Culture

7 Things That Will Get Your Jamaican Card Revoked

Jamaica Card
Written by Denise Clarke

There are some notable things that are considered inherently Jamaican, our food and vibrant culture among them. However, there are Jamaicans who are not so enamored with some of the things that the rest of us consider to be an integral part of who we are as a people. We recently asked Jamaicans to reveal the things that would get their Jamaican card revoked. Here are some of the responses.

“I have never had bulla and pear”                                  

While the rest of the world has just woken up to the wonders of the avocado, Jamaicans have long known that ‘pear’, as it is called at home, is divinely delicious especially when paired with a fresh bulla cake. For decades, we have enjoyed this heavenly combination of the sweet, spiced bulla complimented by the fresh, juicy Jamaican pear. You can hardly claim to be Jamaican if this mouthwatering combo has never graced your taste buds.

“I’ve never had porridge”

It’s a well-known fact that Jamaican grannies see porridge as the ultimate hearthy meal to “build your body” i.e. supply you with the necessary nutrients to tackle the day. Nearly every Jamaican has had some kind of porridge growing up – be it rice, oats, banana, cornmeal, hominy corn, peanut, or plantain porridge. If you turn up your nose at this lowly meal, that is instant grounds to have your Jamaican card revoked.

“I’ve never had bammy”

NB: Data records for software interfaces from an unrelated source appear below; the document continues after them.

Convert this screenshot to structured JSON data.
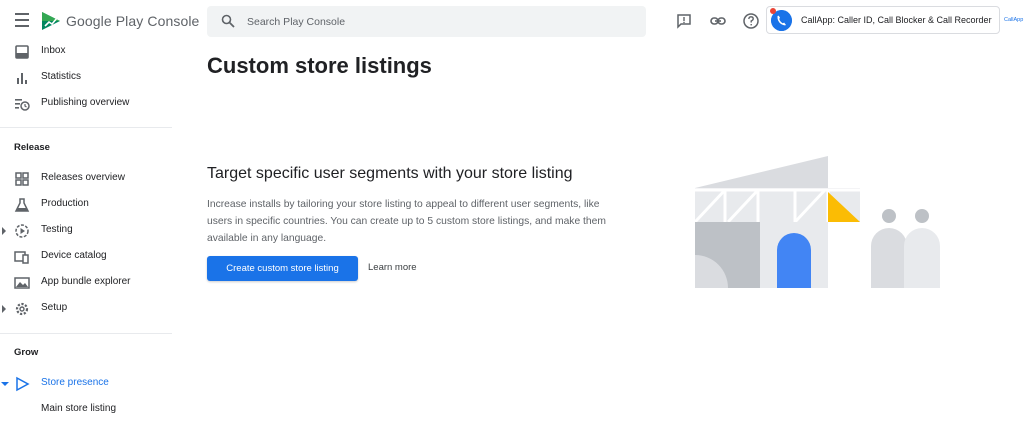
{
  "brand": {
    "name": "Google Play Console"
  },
  "sidebar": {
    "top_items": [
      {
        "label": "Inbox",
        "icon": "inbox-icon"
      },
      {
        "label": "Statistics",
        "icon": "bar-chart-icon"
      },
      {
        "label": "Publishing overview",
        "icon": "publishing-overview-icon"
      }
    ],
    "release": {
      "heading": "Release",
      "items": [
        {
          "label": "Releases overview",
          "icon": "grid-icon"
        },
        {
          "label": "Production",
          "icon": "flask-icon"
        },
        {
          "label": "Testing",
          "icon": "play-circle-icon"
        },
        {
          "label": "Device catalog",
          "icon": "devices-icon"
        },
        {
          "label": "App bundle explorer",
          "icon": "image-icon"
        },
        {
          "label": "Setup",
          "icon": "gear-icon"
        }
      ]
    },
    "grow": {
      "heading": "Grow",
      "items": [
        {
          "label": "Store presence",
          "icon": "play-icon"
        },
        {
          "label": "Main store listing"
        }
      ]
    }
  },
  "search": {
    "placeholder": "Search Play Console"
  },
  "topbar": {
    "app_name": "CallApp: Caller ID, Call Blocker & Call Recorder",
    "avatar_text": "CallApp"
  },
  "main": {
    "title": "Custom store listings",
    "subtitle": "Target specific user segments with your store listing",
    "description": "Increase installs by tailoring your store listing to appeal to different user segments, like users in specific countries. You can create up to 5 custom store listings, and make them available in any language.",
    "cta_label": "Create custom store listing",
    "learn_more": "Learn more"
  },
  "colors": {
    "accent": "#1a73e8",
    "illustration_gray": "#dadce0",
    "illustration_dark": "#bdc1c6",
    "illustration_yellow": "#fbbc04"
  }
}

This soft bread made from cassava is a long time Jamaican staple dating back to the Tainos, the original inhabitants of the island. Bammy is most popular with fried or escoveitched fish especially during the Lenten season. Claims of Jamaican-ness will be seriously questioned if you’ve never eaten a food that has a direct connection to our rich history.

“I don’t know the first thing about cricket”

It may be a relic from our colonial past but the game of cricket remains dear to the hearts of many Jamaicans. The local Jamaica Tallawahs and the regional West Indies cricket teams may have had their highs and lows but support among locals remain unwavering. As a nation captivated by sports, there’s almost an unfair expectation that we’re all cricket fanatics, so it shouldn’t surprise you if some people feel that ignorance of the game qualifies to have your Jamaican card pulled.

“I don’t like mangoes!”

Perhaps the best thing about the Jamaican summertime is that it coincides with mango season. The island is blessed with so many varieties, from Julie to Number 11, to stringy and black mangoes. Be warned though! Expressing dislike for this exotic fruit that people in other countries are paying top dollar for is licence to sentence you to a lifetime ban from Jamaica.

“I can’t understand why the hoopla over ackee and saltfish!”

You’ll be hard pressed to find a Jamaican whose navel wasn’t cut on ackee and saltfish. Our lip-smacking national dish is not only the pride and joy of Jamaicans at home and abroad. Ackee and saltfish has been celebrated all over the world as one of the most exotic and delicious foods in the world. If you don’t eat ackee and saltfish, don’t like it, or dare to question why the rest of us have an insatiable craving for this delectable dish, that’s high treason in the eyes of Jamaicans. Please turn in your passport.

“I don’t subscribe to Christianity”

With more churches per square mile than many other countries, majority of Jamaicans grew up in a household where Christianity was the practiced religion. But although we are tolerant of other religions, Jamaicans still raise their eyebrows when someone openly rejects the teachings of Jesus Christ. Even if you’re not a devout Christian, the society generally expects there to be some belief in the doctrine and therefore saying that you don’t subscribe to it is often equated to atheism, which to many Jamaicans is enough to ban you from claiming anything Jamaican.

About the author

Denise Clarke